FAQs From Oncologist

- Resources -

Answered by pediatric Oncologist Dr. Mary Jane Hogan

Is cancer contagious?

  • Cancer is not contagious. Cancer is caused by an error in cell division, in one cell, such that it reproduces itself. The abnormality is only in the cancer cells, not in the patient’s regular cells. This error is almost always a random genetic event, and the cause is almost always unknown. (Though there are some very rare forms of cancer that have a hereditary basis.) Since you can’t catch cancer from someone else, continued social interaction is encouraged. But when a child’s counts are low, they shouldn’t be around other kids; you want them to avoid sick kids. Also, we tell families to keep kids out of school when their ANC is less than 500. 

What caused the cancer? Was it caused by something I did…or drank, ate, was exposed to, something that happened in utero?

  • In almost all cases, we don’t know the cause. We know that in adults, lung cancer is associated with smoking, that mesothelioma is associated with prolonged asbestos exposure, and that sun exposure can cause skin cancer. But we don’t know of any agents for sure that cause cancer in children.

Do other family members need to be screened for it also?

  • No – except with identical twins, we don’t routinely screen family members for non-hereditary forms of cancer. Often, however, siblings need help for psychosocial effects of having someone in the family diagnosed with cancer.

How often do we need to come in to the doctor’s office or to the hospital?

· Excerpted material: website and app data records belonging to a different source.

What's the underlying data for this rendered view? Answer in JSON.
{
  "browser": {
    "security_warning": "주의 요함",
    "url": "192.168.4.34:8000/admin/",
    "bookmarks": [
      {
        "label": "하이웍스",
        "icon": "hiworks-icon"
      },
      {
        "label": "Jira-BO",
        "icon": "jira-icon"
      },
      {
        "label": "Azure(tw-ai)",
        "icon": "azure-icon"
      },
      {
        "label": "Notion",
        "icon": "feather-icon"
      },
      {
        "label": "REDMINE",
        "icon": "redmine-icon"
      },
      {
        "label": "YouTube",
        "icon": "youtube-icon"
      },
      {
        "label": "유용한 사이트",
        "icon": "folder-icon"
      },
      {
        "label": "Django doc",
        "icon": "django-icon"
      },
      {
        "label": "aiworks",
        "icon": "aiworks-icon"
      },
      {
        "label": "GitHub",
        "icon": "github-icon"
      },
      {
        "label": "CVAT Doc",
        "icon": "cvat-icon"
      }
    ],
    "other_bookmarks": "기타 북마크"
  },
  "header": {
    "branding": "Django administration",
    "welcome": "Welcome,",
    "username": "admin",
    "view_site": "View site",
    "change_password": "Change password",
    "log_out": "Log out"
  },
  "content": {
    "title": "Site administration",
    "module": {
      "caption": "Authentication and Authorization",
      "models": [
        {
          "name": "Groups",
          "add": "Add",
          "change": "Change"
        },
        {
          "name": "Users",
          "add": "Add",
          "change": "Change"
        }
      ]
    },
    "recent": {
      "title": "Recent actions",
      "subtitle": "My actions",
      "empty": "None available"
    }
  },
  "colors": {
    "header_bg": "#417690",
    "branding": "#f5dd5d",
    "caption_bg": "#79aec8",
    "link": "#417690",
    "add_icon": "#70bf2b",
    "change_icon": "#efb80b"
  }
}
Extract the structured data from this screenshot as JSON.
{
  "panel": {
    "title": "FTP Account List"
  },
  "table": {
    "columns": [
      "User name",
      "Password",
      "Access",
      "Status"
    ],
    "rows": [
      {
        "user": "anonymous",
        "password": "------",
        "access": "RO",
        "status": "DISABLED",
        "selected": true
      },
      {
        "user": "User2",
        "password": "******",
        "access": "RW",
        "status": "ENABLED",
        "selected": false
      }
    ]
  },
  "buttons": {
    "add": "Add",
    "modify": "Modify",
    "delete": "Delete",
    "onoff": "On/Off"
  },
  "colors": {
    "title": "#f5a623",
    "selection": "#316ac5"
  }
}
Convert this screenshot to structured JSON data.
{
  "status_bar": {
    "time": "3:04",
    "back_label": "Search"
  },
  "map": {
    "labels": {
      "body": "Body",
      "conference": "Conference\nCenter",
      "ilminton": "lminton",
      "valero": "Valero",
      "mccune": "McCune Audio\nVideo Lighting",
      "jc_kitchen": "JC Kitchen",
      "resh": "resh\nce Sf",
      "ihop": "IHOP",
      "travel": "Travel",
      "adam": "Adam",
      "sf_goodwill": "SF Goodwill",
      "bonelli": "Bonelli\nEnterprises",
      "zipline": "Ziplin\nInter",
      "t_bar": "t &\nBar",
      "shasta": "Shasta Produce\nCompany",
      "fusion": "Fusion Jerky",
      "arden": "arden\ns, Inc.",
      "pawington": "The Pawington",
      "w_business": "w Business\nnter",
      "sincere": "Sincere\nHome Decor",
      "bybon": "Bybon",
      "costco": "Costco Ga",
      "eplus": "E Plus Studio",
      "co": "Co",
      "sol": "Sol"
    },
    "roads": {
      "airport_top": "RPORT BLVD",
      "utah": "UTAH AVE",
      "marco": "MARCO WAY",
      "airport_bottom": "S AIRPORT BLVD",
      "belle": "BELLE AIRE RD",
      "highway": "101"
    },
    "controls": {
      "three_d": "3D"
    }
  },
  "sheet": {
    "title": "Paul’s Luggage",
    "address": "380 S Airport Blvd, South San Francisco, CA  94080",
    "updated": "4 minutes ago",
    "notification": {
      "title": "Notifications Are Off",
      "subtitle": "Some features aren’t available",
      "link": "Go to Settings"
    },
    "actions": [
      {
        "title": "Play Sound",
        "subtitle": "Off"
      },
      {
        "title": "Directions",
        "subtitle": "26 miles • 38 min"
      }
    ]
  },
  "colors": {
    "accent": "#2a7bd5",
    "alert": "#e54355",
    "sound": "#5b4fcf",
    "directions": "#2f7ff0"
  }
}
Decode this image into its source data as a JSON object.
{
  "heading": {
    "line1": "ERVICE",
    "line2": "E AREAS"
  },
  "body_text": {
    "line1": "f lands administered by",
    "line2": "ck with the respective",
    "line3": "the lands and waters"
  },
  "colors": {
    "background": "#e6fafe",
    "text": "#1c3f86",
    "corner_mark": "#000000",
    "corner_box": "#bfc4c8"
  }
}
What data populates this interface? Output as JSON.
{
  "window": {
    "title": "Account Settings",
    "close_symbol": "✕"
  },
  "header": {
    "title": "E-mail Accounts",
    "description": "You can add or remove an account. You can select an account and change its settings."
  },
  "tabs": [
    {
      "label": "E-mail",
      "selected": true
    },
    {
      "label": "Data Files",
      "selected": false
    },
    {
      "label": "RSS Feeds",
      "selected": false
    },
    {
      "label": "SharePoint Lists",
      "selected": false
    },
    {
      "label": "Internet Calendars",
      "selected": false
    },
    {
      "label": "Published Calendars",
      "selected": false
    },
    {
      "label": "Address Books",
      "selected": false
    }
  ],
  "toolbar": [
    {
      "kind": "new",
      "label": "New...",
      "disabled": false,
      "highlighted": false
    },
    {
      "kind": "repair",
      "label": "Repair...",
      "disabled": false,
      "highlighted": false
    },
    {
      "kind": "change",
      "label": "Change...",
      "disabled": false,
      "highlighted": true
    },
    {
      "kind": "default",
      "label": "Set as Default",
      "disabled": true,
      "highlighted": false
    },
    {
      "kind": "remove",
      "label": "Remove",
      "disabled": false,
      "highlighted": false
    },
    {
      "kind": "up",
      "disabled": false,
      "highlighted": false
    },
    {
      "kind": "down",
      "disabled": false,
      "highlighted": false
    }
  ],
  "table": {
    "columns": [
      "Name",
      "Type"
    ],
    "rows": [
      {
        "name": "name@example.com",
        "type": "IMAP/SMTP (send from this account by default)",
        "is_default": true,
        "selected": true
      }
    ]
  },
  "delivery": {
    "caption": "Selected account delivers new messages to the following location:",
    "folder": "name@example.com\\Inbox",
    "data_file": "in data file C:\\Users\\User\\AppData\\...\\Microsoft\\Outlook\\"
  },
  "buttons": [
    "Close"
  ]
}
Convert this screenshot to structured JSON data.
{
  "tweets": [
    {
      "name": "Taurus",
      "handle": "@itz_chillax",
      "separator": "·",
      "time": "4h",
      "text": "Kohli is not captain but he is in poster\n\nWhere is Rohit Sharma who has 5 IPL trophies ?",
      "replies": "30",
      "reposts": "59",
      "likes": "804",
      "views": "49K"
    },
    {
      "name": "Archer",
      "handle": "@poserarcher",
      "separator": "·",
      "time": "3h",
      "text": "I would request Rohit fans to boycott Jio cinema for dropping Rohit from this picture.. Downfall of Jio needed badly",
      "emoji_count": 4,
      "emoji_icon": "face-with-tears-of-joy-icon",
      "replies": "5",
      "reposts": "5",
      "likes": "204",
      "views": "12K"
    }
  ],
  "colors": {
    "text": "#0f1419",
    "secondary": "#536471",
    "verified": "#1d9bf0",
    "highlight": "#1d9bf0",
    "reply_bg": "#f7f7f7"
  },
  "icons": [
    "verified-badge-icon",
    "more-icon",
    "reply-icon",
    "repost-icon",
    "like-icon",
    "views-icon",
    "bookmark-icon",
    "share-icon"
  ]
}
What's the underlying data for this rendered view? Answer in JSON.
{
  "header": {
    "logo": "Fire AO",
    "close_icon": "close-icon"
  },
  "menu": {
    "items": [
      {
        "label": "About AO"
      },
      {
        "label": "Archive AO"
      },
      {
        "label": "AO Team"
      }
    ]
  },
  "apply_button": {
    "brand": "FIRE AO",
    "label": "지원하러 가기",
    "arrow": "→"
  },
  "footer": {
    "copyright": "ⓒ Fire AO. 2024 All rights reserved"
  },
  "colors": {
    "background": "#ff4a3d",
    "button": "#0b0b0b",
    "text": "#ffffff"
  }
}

  • Your treatment schedule will depend on the type of cancer, and on the treatment plan. Once the protocol is determined, then your doctor will tell you what is planned, although it’s important to be ready for unplanned variations. Initially, it is likely you will be scheduled to come in multiple times each week. Then, over time, once a week, and only once treatment is finished, your child will need to be followed periodically. Again, this depends on the type of cancer, the chemotherapy regimen, and your child’s side effects from treatment.

When will my child lose his or her hair?

  • Most children lose their hair temporarily within the first month of chemotherapy. Very rarely, despite effective treatment for cancer, a child’s hair does not fall out. (It is nothing to worry about, and parents should not be alarmed.) Hair will grow back when chemotherapy becomes less intensive or is discontinued. It may come in a different color or texture than it was prior to chemotherapy.

Our Contributors